There are lots of question marks over the interpretation of Article 16, not least whether any diversion of trade – something inherent in Brexit – suffices. Even if it does, Article 16 is not a panacea as it only allows for measures that are ‘restricted with regard to their scope and duration to what is strictly necessary in order to remedy the situation’. Hence if there is trade diversion with regard to those emblematic chilled sausages and other meat products, then the UK may well adopt safeguard measures – i.e. the decision not to enforce EU law banning the import of chilled meats – but nothing more. Importantly, Article 16 cannot be used to suspend all trade aspects of the Protocol.
The EU would then be entitled to adopt rebalancing measures, which would themselves need to be strictly necessary. Whether those rebalancing measures are confined to trade facilitated by the Protocol or could extend to trade under the TCA is not clear.

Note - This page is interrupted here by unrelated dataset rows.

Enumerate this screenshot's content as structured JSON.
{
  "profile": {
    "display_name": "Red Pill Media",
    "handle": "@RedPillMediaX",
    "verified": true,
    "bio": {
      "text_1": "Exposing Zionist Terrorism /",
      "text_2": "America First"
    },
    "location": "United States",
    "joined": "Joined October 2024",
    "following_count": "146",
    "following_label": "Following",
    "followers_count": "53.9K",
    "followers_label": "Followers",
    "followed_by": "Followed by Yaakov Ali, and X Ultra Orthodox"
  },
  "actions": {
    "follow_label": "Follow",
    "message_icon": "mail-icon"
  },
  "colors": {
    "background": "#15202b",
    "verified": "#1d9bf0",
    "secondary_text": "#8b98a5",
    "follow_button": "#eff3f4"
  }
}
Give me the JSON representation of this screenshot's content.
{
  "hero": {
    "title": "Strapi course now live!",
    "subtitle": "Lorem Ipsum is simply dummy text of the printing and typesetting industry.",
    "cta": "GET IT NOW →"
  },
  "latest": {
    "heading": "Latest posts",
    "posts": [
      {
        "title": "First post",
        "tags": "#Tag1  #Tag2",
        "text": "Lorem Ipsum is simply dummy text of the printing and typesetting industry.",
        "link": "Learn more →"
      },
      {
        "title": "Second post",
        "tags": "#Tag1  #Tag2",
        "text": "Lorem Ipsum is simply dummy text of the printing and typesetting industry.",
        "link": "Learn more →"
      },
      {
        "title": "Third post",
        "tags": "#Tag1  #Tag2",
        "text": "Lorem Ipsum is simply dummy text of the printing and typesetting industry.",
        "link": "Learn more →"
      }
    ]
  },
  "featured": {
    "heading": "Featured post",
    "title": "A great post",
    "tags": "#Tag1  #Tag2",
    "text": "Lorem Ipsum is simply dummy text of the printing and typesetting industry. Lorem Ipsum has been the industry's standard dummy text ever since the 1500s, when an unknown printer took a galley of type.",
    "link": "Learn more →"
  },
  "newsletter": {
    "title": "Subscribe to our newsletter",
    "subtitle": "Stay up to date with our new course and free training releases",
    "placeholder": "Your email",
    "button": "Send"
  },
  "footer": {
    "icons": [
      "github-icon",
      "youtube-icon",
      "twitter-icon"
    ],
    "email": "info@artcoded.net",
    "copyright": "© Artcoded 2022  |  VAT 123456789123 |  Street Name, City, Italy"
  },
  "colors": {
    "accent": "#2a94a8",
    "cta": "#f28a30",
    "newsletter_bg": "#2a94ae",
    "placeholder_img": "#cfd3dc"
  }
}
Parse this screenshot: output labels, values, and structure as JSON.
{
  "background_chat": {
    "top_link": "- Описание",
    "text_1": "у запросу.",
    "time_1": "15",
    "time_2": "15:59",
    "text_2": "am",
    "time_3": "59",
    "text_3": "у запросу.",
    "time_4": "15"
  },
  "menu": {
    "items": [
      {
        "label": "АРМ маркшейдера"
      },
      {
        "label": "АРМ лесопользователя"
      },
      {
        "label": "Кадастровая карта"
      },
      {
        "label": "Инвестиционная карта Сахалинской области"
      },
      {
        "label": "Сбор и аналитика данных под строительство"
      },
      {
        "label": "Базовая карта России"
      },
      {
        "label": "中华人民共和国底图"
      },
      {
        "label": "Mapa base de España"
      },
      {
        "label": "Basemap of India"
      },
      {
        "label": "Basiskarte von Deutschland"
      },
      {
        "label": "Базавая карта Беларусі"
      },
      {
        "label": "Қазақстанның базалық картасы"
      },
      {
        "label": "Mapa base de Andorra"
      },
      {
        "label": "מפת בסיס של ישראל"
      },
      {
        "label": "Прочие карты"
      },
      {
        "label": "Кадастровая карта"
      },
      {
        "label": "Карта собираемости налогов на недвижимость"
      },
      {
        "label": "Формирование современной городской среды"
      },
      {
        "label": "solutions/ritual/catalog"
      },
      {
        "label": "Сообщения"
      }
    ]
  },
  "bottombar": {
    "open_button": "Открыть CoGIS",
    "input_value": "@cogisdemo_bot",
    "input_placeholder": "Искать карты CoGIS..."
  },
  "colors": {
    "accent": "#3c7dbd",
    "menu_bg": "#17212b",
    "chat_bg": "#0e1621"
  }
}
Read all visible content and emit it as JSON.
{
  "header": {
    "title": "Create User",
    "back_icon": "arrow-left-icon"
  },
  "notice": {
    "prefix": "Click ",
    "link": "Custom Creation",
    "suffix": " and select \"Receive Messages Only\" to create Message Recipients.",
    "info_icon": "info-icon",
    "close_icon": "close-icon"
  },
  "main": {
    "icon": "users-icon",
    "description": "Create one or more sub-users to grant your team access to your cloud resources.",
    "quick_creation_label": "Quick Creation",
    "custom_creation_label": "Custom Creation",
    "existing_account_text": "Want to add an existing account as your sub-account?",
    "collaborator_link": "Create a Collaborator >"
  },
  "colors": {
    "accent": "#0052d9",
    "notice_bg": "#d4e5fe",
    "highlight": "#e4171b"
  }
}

Hence the invocation of Article 16 would predominantly be symbolic, but would not resolve the underlying difficulties in the long term. It might appease pro-Brexit voices in Northern Ireland and the UK more generally, but it would not help to build the necessary trust between the EU and the UK as the EU would almost certainly launch legal proceedings against the UK.
Three possible explanations
The big question therefore is what this Command Paper is really about. One explanation is that it is designed for domestic consumption only, so that it can largely be ignored. A more sinister explanation would be that it is part of a longer-term strategy to ratchet up resistance to the Protocol amongst the population of Northern Ireland in the hope that the 2022 elections to the Northern Ireland Assembly might return an anti-Protocol majority. With the consent vote according to Article 18 looming in 2024, the Northern Ireland Assembly could thus put an end to the trade elements of the Protocol forcing the EU to re-negotiate those elements of it. While the Article 18 route is the only way towards renegotiation accepted by the EU, recent polling in Northern Ireland does not suggest that an anti-Protocol majority is likely. A third explanation of the Command Paper would be more benign. It could be understood as containing various options from which to choose, in the hope that some of them might be acceptable to the EU. For instance, the rather hidden suggestion that the EU and the UK should agree a ‘standstill’ on existing arrangements – including grace periods, etc – could be seen as an attempt to take the heat out of the Protocol negotiations. If this was the intention, one may wonder why the UK Government continues to employ trust-eroding means of delivering these kinds of messages to the EU.